▶ Assignment: Print every record exactly.

== Data supplied ==

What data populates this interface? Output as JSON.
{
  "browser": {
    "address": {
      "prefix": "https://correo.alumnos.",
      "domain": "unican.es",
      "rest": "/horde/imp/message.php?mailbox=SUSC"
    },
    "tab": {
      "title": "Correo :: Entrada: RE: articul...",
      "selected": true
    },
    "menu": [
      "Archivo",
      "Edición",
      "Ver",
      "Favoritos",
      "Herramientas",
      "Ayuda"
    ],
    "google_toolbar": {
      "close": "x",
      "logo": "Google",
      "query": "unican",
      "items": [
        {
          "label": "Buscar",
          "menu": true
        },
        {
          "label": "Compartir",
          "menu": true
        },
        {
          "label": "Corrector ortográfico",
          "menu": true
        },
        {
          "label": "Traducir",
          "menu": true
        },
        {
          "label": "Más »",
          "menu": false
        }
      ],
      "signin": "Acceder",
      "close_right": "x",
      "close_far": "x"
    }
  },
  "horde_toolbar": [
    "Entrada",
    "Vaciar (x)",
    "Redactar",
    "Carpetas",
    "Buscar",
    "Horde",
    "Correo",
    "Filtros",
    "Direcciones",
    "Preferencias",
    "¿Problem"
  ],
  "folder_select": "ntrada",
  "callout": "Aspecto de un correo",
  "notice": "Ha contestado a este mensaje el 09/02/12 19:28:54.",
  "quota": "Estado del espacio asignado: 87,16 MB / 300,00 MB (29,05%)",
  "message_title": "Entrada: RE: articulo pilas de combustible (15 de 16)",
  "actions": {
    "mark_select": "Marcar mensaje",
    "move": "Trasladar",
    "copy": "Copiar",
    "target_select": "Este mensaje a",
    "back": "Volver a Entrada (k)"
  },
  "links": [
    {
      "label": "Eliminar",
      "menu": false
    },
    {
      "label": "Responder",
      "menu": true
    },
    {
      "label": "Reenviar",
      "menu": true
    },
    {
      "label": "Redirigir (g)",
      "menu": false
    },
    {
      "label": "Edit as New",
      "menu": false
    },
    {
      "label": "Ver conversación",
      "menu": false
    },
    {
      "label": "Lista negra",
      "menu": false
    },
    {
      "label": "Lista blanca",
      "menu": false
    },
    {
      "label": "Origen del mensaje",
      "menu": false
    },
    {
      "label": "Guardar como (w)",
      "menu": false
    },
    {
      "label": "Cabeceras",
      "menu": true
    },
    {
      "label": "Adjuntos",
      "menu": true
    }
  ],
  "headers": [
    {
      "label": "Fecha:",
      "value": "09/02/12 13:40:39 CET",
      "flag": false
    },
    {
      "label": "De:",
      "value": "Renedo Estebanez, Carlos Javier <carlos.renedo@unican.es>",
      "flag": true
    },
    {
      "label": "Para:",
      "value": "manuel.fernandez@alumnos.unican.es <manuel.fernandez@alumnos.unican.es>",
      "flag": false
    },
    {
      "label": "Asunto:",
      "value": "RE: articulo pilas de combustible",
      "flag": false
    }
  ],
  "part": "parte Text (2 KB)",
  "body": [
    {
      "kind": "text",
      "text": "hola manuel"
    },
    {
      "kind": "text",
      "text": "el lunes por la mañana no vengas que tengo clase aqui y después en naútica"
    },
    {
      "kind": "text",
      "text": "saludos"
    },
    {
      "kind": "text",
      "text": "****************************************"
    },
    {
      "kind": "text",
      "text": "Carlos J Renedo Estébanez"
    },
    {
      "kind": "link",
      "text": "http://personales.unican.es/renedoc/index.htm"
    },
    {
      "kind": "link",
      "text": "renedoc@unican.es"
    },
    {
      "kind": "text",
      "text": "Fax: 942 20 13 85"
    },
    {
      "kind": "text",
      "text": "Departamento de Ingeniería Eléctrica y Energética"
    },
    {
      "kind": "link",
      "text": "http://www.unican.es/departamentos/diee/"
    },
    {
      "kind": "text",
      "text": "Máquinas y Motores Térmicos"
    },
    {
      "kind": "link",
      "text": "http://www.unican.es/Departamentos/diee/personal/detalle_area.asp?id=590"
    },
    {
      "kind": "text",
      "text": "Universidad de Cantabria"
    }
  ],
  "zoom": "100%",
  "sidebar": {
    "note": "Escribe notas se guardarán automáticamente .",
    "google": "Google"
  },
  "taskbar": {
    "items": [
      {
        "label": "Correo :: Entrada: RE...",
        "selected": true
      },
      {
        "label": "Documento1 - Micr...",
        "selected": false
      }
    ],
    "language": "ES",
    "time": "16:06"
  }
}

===

▶ Result:
What data populates this interface? Output as JSON.
{
  "browser": {
    "address": {
      "prefix": "https://correo.alumnos.",
      "domain": "unican.es",
      "rest": "/horde/imp/message.php?mailbox=SUSC"
    },
    "tab": {
      "title": "Correo :: Entrada: RE: articul...",
      "selected": true
    },
    "menu": [
      "Archivo",
      "Edición",
      "Ver",
      "Favoritos",
      "Herramientas",
      "Ayuda"
    ],
    "google_toolbar": {
      "close": "x",
      "logo": "Google",
      "query": "unican",
      "items": [
        {
          "label": "Buscar",
          "menu": true
        },
        {
          "label": "Compartir",
          "menu": true
        },
        {
          "label": "Corrector ortográfico",
          "menu": true
        },
        {
          "label": "Traducir",
          "menu": true
        },
        {
          "label": "Más »",
          "menu": false
        }
      ],
      "signin": "Acceder",
      "close_right": "x",
      "close_far": "x"
    }
  },
  "horde_toolbar": [
    "Entrada",
    "Vaciar (x)",
    "Redactar",
    "Carpetas",
    "Buscar",
    "Horde",
    "Correo",
    "Filtros",
    "Direcciones",
    "Preferencias",
    "¿Problem"
  ],
  "folder_select": "ntrada",
  "callout": "Aspecto de un correo",
  "notice": "Ha contestado a este mensaje el 09/02/12 19:28:54.",
  "quota": "Estado del espacio asignado: 87,16 MB / 300,00 MB (29,05%)",
  "message_title": "Entrada: RE: articulo pilas de combustible (15 de 16)",
  "actions": {
    "mark_select": "Marcar mensaje",
    "move": "Trasladar",
    "copy": "Copiar",
    "target_select": "Este mensaje a",
    "back": "Volver a Entrada (k)"
  },
  "links": [
    {
      "label": "Eliminar",
      "menu": false
    },
    {
      "label": "Responder",
      "menu": true
    },
    {
      "label": "Reenviar",
      "menu": true
    },
    {
      "label": "Redirigir (g)",
      "menu": false
    },
    {
      "label": "Edit as New",
      "menu": false
    },
    {
      "label": "Ver conversación",
      "menu": false
    },
    {
      "label": "Lista negra",
      "menu": false
    },
    {
      "label": "Lista blanca",
      "menu": false
    },
    {
      "label": "Origen del mensaje",
      "menu": false
    },
    {
      "label": "Guardar como (w)",
      "menu": false
    },
    {
      "label": "Cabeceras",
      "menu": true
    },
    {
      "label": "Adjuntos",
      "menu": true
    }
  ],
  "headers": [
    {
      "label": "Fecha:",
      "value": "09/02/12 13:40:39 CET",
      "flag": false
    },
    {
      "label": "De:",
      "value": "Renedo Estebanez, Carlos Javier <carlos.renedo@unican.es>",
      "flag": true
    },
    {
      "label": "Para:",
      "value": "manuel.fernandez@alumnos.unican.es <manuel.fernandez@alumnos.unican.es>",
      "flag": false
    },
    {
      "label": "Asunto:",
      "value": "RE: articulo pilas de combustible",
      "flag": false
    }
  ],
  "part": "parte Text (2 KB)",
  "body": [
    {
      "kind": "text",
      "text": "hola manuel"
    },
    {
      "kind": "text",
      "text": "el lunes por la mañana no vengas que tengo clase aqui y después en naútica"
    },
    {
      "kind": "text",
      "text": "saludos"
    },
    {
      "kind": "text",
      "text": "****************************************"
    },
    {
      "kind": "text",
      "text": "Carlos J Renedo Estébanez"
    },
    {
      "kind": "link",
      "text": "http://personales.unican.es/renedoc/index.htm"
    },
    {
      "kind": "link",
      "text": "renedoc@unican.es"
    },
    {
      "kind": "text",
      "text": "Fax: 942 20 13 85"
    },
    {
      "kind": "text",
      "text": "Departamento de Ingeniería Eléctrica y Energética"
    },
    {
      "kind": "link",
      "text": "http://www.unican.es/departamentos/diee/"
    },
    {
      "kind": "text",
      "text": "Máquinas y Motores Térmicos"
    },
    {
      "kind": "link",
      "text": "http://www.unican.es/Departamentos/diee/personal/detalle_area.asp?id=590"
    },
    {
      "kind": "text",
      "text": "Universidad de Cantabria"
    }
  ],
  "zoom": "100%",
  "sidebar": {
    "note": "Escribe notas se guardarán automáticamente .",
    "google": "Google"
  },
  "taskbar": {
    "items": [
      {
        "label": "Correo :: Entrada: RE...",
        "selected": true
      },
      {
        "label": "Documento1 - Micr...",
        "selected": false
      }
    ],
    "language": "ES",
    "time": "16:06"
  }
}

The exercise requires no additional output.